▸ **Records shown**:
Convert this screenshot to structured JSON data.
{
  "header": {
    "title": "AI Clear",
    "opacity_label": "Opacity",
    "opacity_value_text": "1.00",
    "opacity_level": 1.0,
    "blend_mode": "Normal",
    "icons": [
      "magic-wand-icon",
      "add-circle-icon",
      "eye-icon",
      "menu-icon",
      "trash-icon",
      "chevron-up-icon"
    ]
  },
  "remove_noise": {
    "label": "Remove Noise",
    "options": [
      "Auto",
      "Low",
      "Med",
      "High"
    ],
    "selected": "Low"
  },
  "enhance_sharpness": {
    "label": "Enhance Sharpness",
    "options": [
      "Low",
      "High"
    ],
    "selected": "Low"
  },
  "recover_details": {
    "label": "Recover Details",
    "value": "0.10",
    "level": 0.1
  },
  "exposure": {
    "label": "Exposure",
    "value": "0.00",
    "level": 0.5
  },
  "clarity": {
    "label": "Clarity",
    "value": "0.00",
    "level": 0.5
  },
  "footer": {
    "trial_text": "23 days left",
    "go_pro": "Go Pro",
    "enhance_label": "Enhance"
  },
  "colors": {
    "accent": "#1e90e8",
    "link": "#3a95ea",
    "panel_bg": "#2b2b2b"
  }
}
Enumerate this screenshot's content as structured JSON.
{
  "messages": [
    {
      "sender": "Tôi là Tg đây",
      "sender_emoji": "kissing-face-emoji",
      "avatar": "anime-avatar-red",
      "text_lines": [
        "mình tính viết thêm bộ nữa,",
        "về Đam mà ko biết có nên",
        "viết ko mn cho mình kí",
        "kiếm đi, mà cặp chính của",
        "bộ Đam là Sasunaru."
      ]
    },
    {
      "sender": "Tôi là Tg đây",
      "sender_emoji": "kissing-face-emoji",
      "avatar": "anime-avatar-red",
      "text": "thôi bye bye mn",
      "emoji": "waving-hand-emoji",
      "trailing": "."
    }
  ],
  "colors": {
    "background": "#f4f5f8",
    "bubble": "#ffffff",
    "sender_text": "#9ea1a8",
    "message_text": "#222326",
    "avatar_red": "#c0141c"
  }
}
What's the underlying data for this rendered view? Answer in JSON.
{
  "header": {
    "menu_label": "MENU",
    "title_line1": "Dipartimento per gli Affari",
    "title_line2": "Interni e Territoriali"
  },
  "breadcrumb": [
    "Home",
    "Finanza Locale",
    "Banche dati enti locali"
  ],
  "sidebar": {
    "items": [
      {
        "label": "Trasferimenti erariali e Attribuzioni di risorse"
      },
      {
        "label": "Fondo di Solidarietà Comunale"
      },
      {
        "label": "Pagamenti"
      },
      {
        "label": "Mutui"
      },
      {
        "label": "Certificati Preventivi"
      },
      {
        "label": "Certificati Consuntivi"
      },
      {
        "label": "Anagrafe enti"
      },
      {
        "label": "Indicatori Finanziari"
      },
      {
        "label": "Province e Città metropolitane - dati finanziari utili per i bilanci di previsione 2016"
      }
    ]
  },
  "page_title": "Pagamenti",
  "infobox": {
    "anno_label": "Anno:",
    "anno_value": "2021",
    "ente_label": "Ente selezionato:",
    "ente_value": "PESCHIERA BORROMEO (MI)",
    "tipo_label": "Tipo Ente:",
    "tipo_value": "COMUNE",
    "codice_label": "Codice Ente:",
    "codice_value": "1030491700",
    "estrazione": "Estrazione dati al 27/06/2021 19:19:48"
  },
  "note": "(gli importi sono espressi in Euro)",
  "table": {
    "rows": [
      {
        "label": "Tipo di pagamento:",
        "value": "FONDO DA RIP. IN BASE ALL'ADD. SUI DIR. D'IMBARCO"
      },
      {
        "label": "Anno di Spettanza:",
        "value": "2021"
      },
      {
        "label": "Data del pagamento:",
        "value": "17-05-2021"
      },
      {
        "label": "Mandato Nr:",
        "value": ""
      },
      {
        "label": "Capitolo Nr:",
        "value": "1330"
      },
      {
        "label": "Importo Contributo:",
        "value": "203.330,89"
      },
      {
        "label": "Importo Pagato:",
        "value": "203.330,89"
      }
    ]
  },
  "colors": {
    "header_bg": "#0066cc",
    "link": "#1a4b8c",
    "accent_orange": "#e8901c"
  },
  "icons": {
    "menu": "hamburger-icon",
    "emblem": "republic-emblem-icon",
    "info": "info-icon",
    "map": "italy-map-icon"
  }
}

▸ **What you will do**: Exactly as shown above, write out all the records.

▸ **Your response**:
Convert this screenshot to structured JSON data.
{
  "header": {
    "title": "AI Clear",
    "opacity_label": "Opacity",
    "opacity_value_text": "1.00",
    "opacity_level": 1.0,
    "blend_mode": "Normal",
    "icons": [
      "magic-wand-icon",
      "add-circle-icon",
      "eye-icon",
      "menu-icon",
      "trash-icon",
      "chevron-up-icon"
    ]
  },
  "remove_noise": {
    "label": "Remove Noise",
    "options": [
      "Auto",
      "Low",
      "Med",
      "High"
    ],
    "selected": "Low"
  },
  "enhance_sharpness": {
    "label": "Enhance Sharpness",
    "options": [
      "Low",
      "High"
    ],
    "selected": "Low"
  },
  "recover_details": {
    "label": "Recover Details",
    "value": "0.10",
    "level": 0.1
  },
  "exposure": {
    "label": "Exposure",
    "value": "0.00",
    "level": 0.5
  },
  "clarity": {
    "label": "Clarity",
    "value": "0.00",
    "level": 0.5
  },
  "footer": {
    "trial_text": "23 days left",
    "go_pro": "Go Pro",
    "enhance_label": "Enhance"
  },
  "colors": {
    "accent": "#1e90e8",
    "link": "#3a95ea",
    "panel_bg": "#2b2b2b"
  }
}
Enumerate this screenshot's content as structured JSON.
{
  "messages": [
    {
      "sender": "Tôi là Tg đây",
      "sender_emoji": "kissing-face-emoji",
      "avatar": "anime-avatar-red",
      "text_lines": [
        "mình tính viết thêm bộ nữa,",
        "về Đam mà ko biết có nên",
        "viết ko mn cho mình kí",
        "kiếm đi, mà cặp chính của",
        "bộ Đam là Sasunaru."
      ]
    },
    {
      "sender": "Tôi là Tg đây",
      "sender_emoji": "kissing-face-emoji",
      "avatar": "anime-avatar-red",
      "text": "thôi bye bye mn",
      "emoji": "waving-hand-emoji",
      "trailing": "."
    }
  ],
  "colors": {
    "background": "#f4f5f8",
    "bubble": "#ffffff",
    "sender_text": "#9ea1a8",
    "message_text": "#222326",
    "avatar_red": "#c0141c"
  }
}
What's the underlying data for this rendered view? Answer in JSON.
{
  "header": {
    "menu_label": "MENU",
    "title_line1": "Dipartimento per gli Affari",
    "title_line2": "Interni e Territoriali"
  },
  "breadcrumb": [
    "Home",
    "Finanza Locale",
    "Banche dati enti locali"
  ],
  "sidebar": {
    "items": [
      {
        "label": "Trasferimenti erariali e Attribuzioni di risorse"
      },
      {
        "label": "Fondo di Solidarietà Comunale"
      },
      {
        "label": "Pagamenti"
      },
      {
        "label": "Mutui"
      },
      {
        "label": "Certificati Preventivi"
      },
      {
        "label": "Certificati Consuntivi"
      },
      {
        "label": "Anagrafe enti"
      },
      {
        "label": "Indicatori Finanziari"
      },
      {
        "label": "Province e Città metropolitane - dati finanziari utili per i bilanci di previsione 2016"
      }
    ]
  },
  "page_title": "Pagamenti",
  "infobox": {
    "anno_label": "Anno:",
    "anno_value": "2021",
    "ente_label": "Ente selezionato:",
    "ente_value": "PESCHIERA BORROMEO (MI)",
    "tipo_label": "Tipo Ente:",
    "tipo_value": "COMUNE",
    "codice_label": "Codice Ente:",
    "codice_value": "1030491700",
    "estrazione": "Estrazione dati al 27/06/2021 19:19:48"
  },
  "note": "(gli importi sono espressi in Euro)",
  "table": {
    "rows": [
      {
        "label": "Tipo di pagamento:",
        "value": "FONDO DA RIP. IN BASE ALL'ADD. SUI DIR. D'IMBARCO"
      },
      {
        "label": "Anno di Spettanza:",
        "value": "2021"
      },
      {
        "label": "Data del pagamento:",
        "value": "17-05-2021"
      },
      {
        "label": "Mandato Nr:",
        "value": ""
      },
      {
        "label": "Capitolo Nr:",
        "value": "1330"
      },
      {
        "label": "Importo Contributo:",
        "value": "203.330,89"
      },
      {
        "label": "Importo Pagato:",
        "value": "203.330,89"
      }
    ]
  },
  "colors": {
    "header_bg": "#0066cc",
    "link": "#1a4b8c",
    "accent_orange": "#e8901c"
  },
  "icons": {
    "menu": "hamburger-icon",
    "emblem": "republic-emblem-icon",
    "info": "info-icon",
    "map": "italy-map-icon"
  }
}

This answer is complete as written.